- Saved entries -
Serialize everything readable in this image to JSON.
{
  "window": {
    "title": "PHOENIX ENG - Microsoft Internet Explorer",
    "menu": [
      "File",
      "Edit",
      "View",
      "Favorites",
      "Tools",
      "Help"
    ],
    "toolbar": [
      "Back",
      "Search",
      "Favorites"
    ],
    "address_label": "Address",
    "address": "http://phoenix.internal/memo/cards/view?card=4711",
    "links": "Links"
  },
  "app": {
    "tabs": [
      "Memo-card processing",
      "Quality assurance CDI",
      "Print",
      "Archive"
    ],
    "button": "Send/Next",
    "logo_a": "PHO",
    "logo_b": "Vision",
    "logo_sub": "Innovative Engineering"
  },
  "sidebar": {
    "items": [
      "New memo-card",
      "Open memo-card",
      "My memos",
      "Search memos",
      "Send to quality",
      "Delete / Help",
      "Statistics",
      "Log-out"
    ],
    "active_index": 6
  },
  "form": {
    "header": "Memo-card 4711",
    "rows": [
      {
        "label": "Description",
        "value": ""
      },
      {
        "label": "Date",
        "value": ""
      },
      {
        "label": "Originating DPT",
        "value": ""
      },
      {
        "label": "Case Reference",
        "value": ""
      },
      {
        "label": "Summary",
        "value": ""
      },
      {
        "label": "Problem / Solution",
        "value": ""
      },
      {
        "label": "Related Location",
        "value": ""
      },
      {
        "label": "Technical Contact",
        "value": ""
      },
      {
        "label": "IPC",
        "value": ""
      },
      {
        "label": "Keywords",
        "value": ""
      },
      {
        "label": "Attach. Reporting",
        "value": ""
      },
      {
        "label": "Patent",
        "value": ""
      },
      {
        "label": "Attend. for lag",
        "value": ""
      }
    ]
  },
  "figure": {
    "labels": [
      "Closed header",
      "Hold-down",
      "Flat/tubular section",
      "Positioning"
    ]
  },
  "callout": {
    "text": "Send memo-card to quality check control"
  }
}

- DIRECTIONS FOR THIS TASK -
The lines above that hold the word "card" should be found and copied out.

- YOUR RESPONSE -
    "address": "http://phoenix.internal/memo/cards/view?card=4711",
      "Memo-card processing",
      "New memo-card",
      "Open memo-card",
    "header": "Memo-card 4711",
    "text": "Send memo-card to quality check control"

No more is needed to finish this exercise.